To configure SSO access to business applications:

  1. Navigate to the AWS SSO console and choose Applications from the navigation pane.
    Screenshot of choosing Applications and then Add a new application
  2. Choose Add a new application and choose one or more of the applications in the list. For this example, I have chosen Dropbox.
  3. Depending on which application you choose, you will be asked to complete step-by-step instructions to configure the application for SSO access. The instructions guide you to use the details provided in the AWS SSO metadata section to configure your application, and then to provide your application details in the Application metadata section. Choose Save changes when you are done.
  4. Optionally, you can provide additional SAML attribute mappings by choosing the Attribute mappings tab. You need to do this only if you want to pass user attributes from your corporate directory to the application.
    Screenshot of the configuration for Dropbox having been saved
  5. To give your users access to this application, choose the Assigned users tab. Choose Assign users to search your connected directory, and choose a user or group that can access this application.
    Screenshot of Assigned users tab

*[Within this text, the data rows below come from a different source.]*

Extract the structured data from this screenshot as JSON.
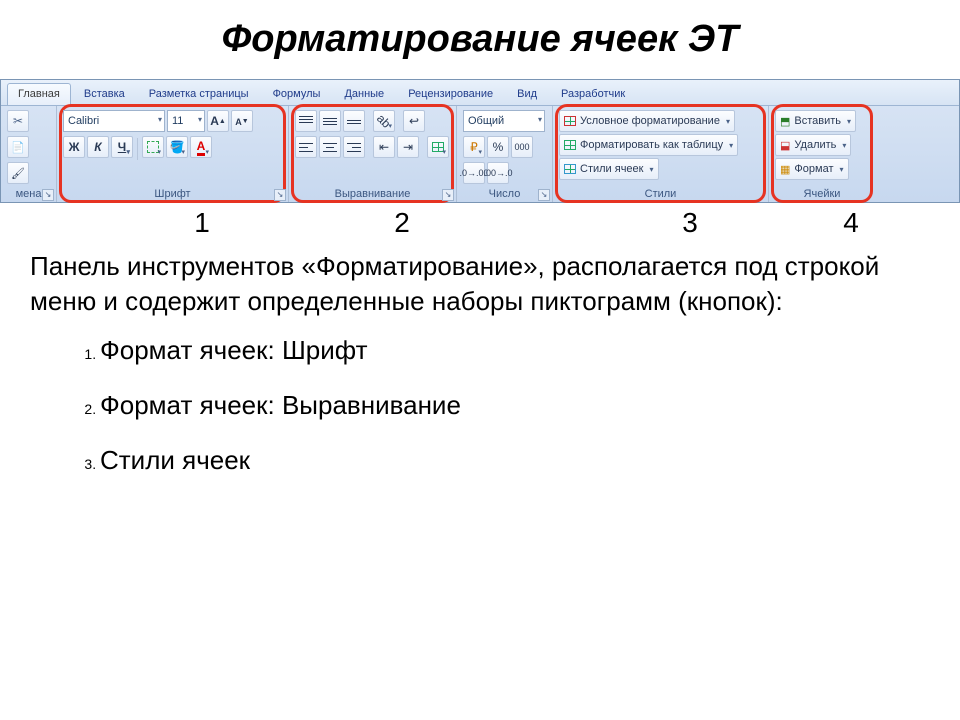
{
  "title": "Форматирование ячеек ЭТ",
  "ribbon": {
    "tabs": [
      "Главная",
      "Вставка",
      "Разметка страницы",
      "Формулы",
      "Данные",
      "Рецензирование",
      "Вид",
      "Разработчик"
    ],
    "active_tab": 0,
    "clipboard": {
      "label": "мена"
    },
    "font": {
      "label": "Шрифт",
      "name": "Calibri",
      "size": "11",
      "bold": "Ж",
      "italic": "К",
      "underline": "Ч",
      "font_color_letter": "А"
    },
    "alignment": {
      "label": "Выравнивание"
    },
    "number": {
      "label": "Число",
      "format": "Общий",
      "percent": "%",
      "thousands": "000"
    },
    "styles": {
      "label": "Стили",
      "cond": "Условное форматирование",
      "astable": "Форматировать как таблицу",
      "cellstyles": "Стили ячеек"
    },
    "cells": {
      "label": "Ячейки",
      "insert": "Вставить",
      "delete": "Удалить",
      "format": "Формат"
    }
  },
  "numbers": [
    "1",
    "2",
    "3",
    "4"
  ],
  "paragraph": "Панель инструментов «Форматирование», располагается под строкой меню и содержит определенные наборы пиктограмм (кнопок):",
  "list": [
    "Формат ячеек: Шрифт",
    "Формат ячеек: Выравнивание",
    "Стили ячеек"
  ]
}
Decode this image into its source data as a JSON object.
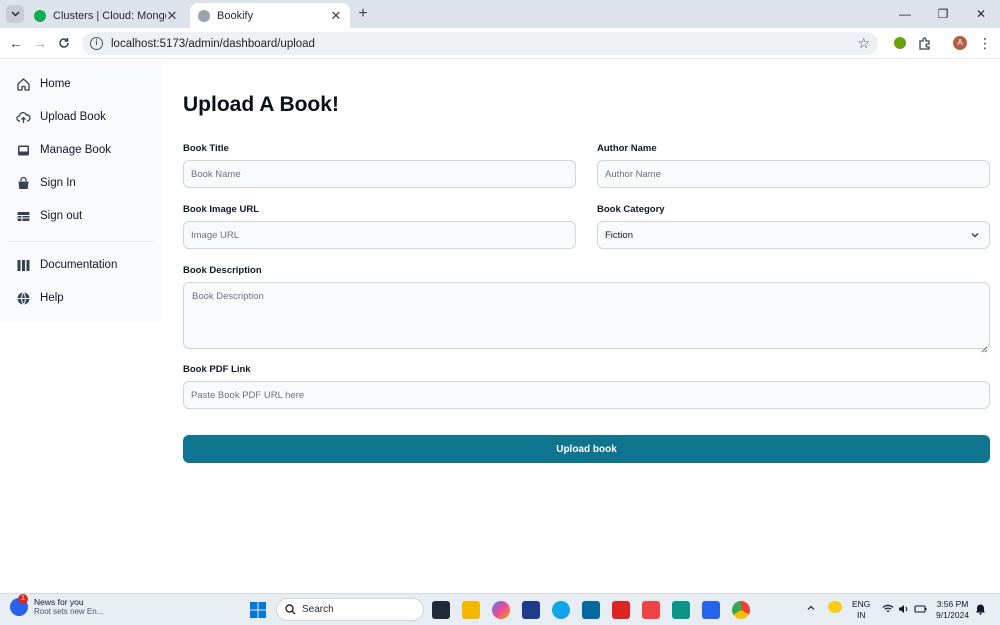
{
  "browser": {
    "tabs": [
      {
        "title": "Clusters | Cloud: MongoDB Clo",
        "active": false
      },
      {
        "title": "Bookify",
        "active": true
      }
    ],
    "new_tab": "+",
    "url": "localhost:5173/admin/dashboard/upload",
    "profile_initial": "A"
  },
  "sidebar": {
    "items": [
      {
        "label": "Home",
        "icon": "home-icon"
      },
      {
        "label": "Upload Book",
        "icon": "cloud-upload-icon"
      },
      {
        "label": "Manage Book",
        "icon": "inbox-icon"
      },
      {
        "label": "Sign In",
        "icon": "shopping-bag-icon"
      },
      {
        "label": "Sign out",
        "icon": "table-icon"
      },
      {
        "label": "Documentation",
        "icon": "columns-icon"
      },
      {
        "label": "Help",
        "icon": "globe-icon"
      }
    ]
  },
  "main": {
    "title": "Upload A Book!",
    "fields": {
      "book_title": {
        "label": "Book Title",
        "placeholder": "Book Name"
      },
      "author_name": {
        "label": "Author Name",
        "placeholder": "Author Name"
      },
      "image_url": {
        "label": "Book Image URL",
        "placeholder": "Image URL"
      },
      "category": {
        "label": "Book Category",
        "value": "Fiction"
      },
      "description": {
        "label": "Book Description",
        "placeholder": "Book Description"
      },
      "pdf_link": {
        "label": "Book PDF Link",
        "placeholder": "Paste Book PDF URL here"
      }
    },
    "submit_label": "Upload book"
  },
  "taskbar": {
    "news_title": "News for you",
    "news_subtitle": "Root sets new En...",
    "news_badge": "1",
    "search_label": "Search",
    "lang_line1": "ENG",
    "lang_line2": "IN",
    "time": "3:56 PM",
    "date": "9/1/2024"
  },
  "colors": {
    "accent": "#0e7490",
    "sidebar_bg": "#f9fafb",
    "input_bg": "#f9fafb"
  }
}
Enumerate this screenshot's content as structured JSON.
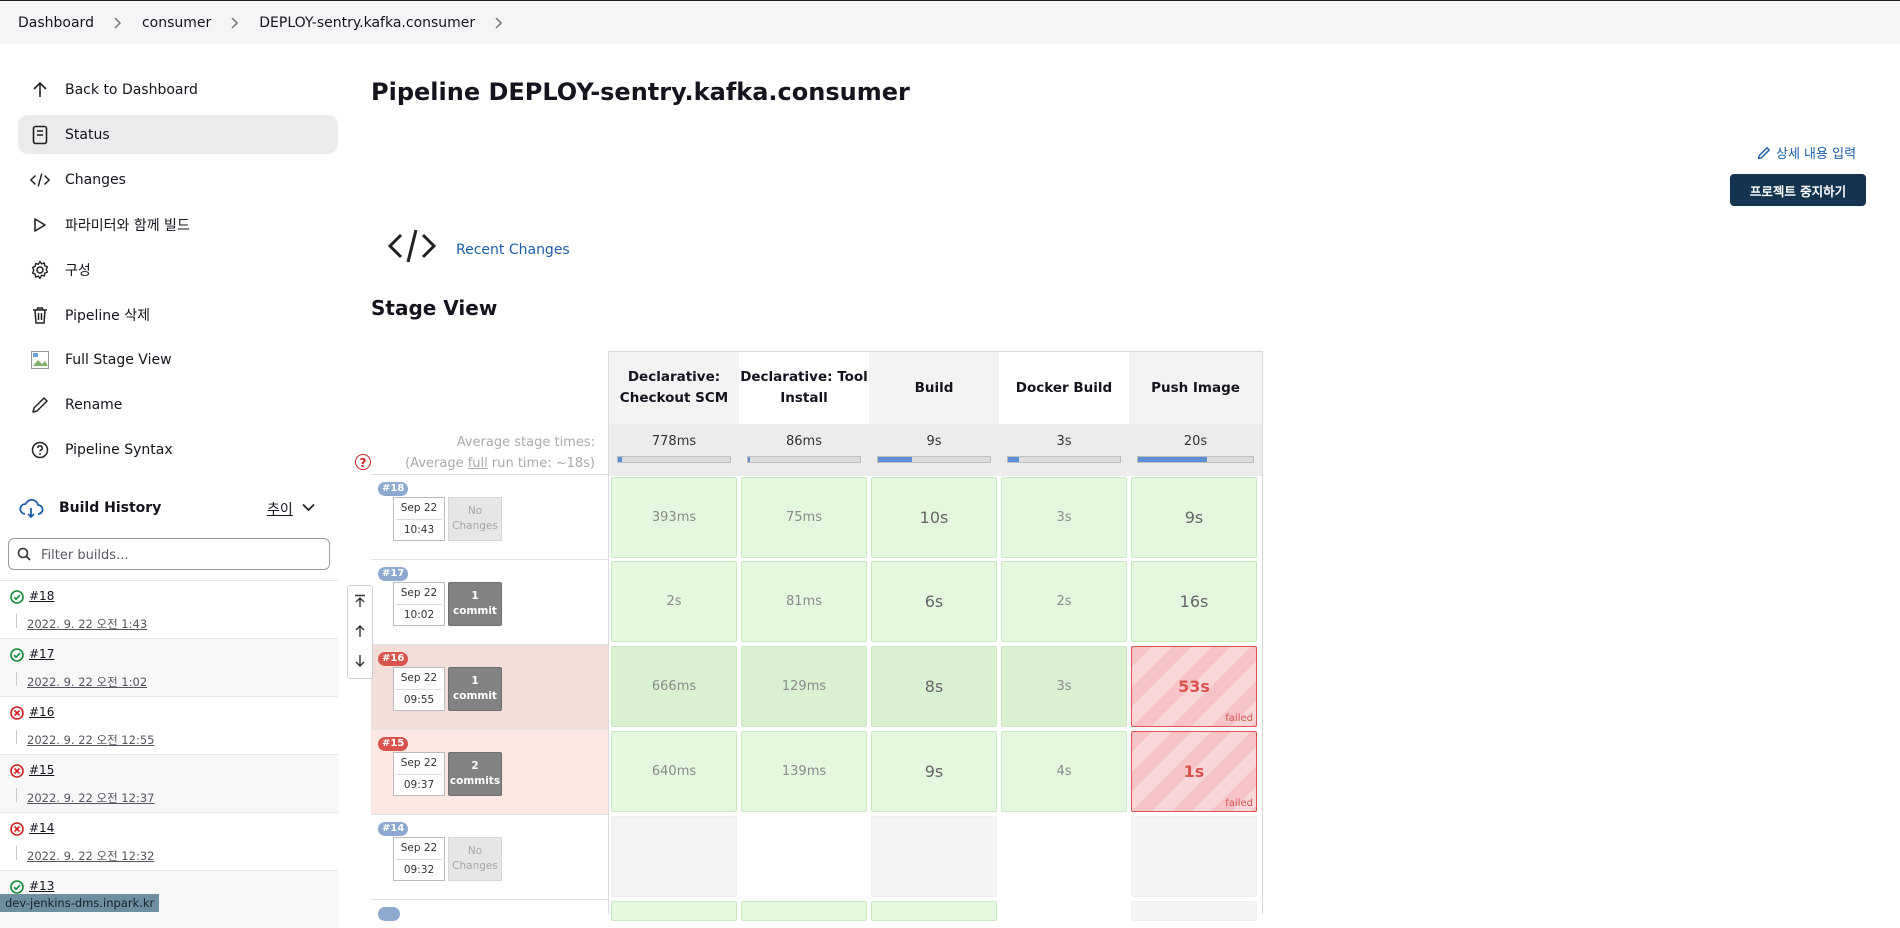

Use case 3: Manage SSO access to custom SAML-enabled applications

You also can enable SSO access to your custom-built or partner-built SAML applications by using the AWS SSO application configuration wizard.

To configure SSO access to SAML-enabled applications:

  1. Navigate to the AWS SSO console and choose Applications from the navigation pane.
    Screenshot of choosing Applications
  2. Choose Add a new application, choose Custom SAML 2.0 application, and choose Add.
  3. On the Custom SAML 2.0 application page, copy or download the AWS SSO metadata from the AWS SSO metadata section to configure your custom SAML-enabled application to recognize AWS SSO as an identity provider.
    Screenshot of AWS SSO metadata
  4. On the same page, complete the application configuration details in the Application metadata section, and choose Save changes.
    Screenshot of the Application metadata section
  5. You can provide additional SAML attribute mappings to be passed to your application in the SAML assertion by choosing the Attribute mappings tab. See the documentation for list of all available attributes.
    Screenshot of providing additional SAML attribute mappings
  6. To give your users access to this application, choose the Assigned users tab. Choose Assign users to search your connected directory, and choose a user or group that can access this application.
    Screenshot of the Assigned users tab, where you choose a user or group that can access this application

Summary

In this blog post, I introduced AWS SSO and explained its key features, benefits, and use cases. With AWS SSO, you can centrally manage and audit SSO access to all your AWS accounts, cloud applications, and custom applications. To start using AWS SSO, navigate to the AWS SSO console.

If you have feedback or questions about AWS SSO, start a new thread on the AWS SSO forum.

– Anand